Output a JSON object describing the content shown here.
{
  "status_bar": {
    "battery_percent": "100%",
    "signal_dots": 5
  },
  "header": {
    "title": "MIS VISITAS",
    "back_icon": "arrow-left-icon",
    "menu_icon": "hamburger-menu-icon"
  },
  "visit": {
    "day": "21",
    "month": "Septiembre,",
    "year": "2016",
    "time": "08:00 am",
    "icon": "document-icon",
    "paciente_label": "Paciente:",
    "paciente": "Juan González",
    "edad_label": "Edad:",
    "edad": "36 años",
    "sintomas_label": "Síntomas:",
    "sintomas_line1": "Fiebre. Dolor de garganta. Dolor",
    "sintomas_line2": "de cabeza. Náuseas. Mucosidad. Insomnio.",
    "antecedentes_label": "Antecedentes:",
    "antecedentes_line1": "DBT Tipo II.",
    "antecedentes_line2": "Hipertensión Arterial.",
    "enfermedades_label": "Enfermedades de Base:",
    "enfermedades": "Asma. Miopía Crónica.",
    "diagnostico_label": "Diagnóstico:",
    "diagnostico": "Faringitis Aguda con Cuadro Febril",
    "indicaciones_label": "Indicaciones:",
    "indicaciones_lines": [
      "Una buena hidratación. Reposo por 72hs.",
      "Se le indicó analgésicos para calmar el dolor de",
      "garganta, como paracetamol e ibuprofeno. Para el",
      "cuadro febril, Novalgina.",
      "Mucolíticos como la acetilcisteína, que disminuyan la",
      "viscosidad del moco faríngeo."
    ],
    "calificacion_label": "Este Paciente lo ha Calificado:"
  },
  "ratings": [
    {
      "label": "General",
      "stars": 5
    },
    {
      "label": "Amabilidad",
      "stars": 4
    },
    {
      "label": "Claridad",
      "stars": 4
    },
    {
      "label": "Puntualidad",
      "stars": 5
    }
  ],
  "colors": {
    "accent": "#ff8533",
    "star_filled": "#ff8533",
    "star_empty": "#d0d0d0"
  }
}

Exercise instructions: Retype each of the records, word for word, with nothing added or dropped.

Solution for this task:
Output a JSON object describing the content shown here.
{
  "status_bar": {
    "battery_percent": "100%",
    "signal_dots": 5
  },
  "header": {
    "title": "MIS VISITAS",
    "back_icon": "arrow-left-icon",
    "menu_icon": "hamburger-menu-icon"
  },
  "visit": {
    "day": "21",
    "month": "Septiembre,",
    "year": "2016",
    "time": "08:00 am",
    "icon": "document-icon",
    "paciente_label": "Paciente:",
    "paciente": "Juan González",
    "edad_label": "Edad:",
    "edad": "36 años",
    "sintomas_label": "Síntomas:",
    "sintomas_line1": "Fiebre. Dolor de garganta. Dolor",
    "sintomas_line2": "de cabeza. Náuseas. Mucosidad. Insomnio.",
    "antecedentes_label": "Antecedentes:",
    "antecedentes_line1": "DBT Tipo II.",
    "antecedentes_line2": "Hipertensión Arterial.",
    "enfermedades_label": "Enfermedades de Base:",
    "enfermedades": "Asma. Miopía Crónica.",
    "diagnostico_label": "Diagnóstico:",
    "diagnostico": "Faringitis Aguda con Cuadro Febril",
    "indicaciones_label": "Indicaciones:",
    "indicaciones_lines": [
      "Una buena hidratación. Reposo por 72hs.",
      "Se le indicó analgésicos para calmar el dolor de",
      "garganta, como paracetamol e ibuprofeno. Para el",
      "cuadro febril, Novalgina.",
      "Mucolíticos como la acetilcisteína, que disminuyan la",
      "viscosidad del moco faríngeo."
    ],
    "calificacion_label": "Este Paciente lo ha Calificado:"
  },
  "ratings": [
    {
      "label": "General",
      "stars": 5
    },
    {
      "label": "Amabilidad",
      "stars": 4
    },
    {
      "label": "Claridad",
      "stars": 4
    },
    {
      "label": "Puntualidad",
      "stars": 5
    }
  ],
  "colors": {
    "accent": "#ff8533",
    "star_filled": "#ff8533",
    "star_empty": "#d0d0d0"
  }
}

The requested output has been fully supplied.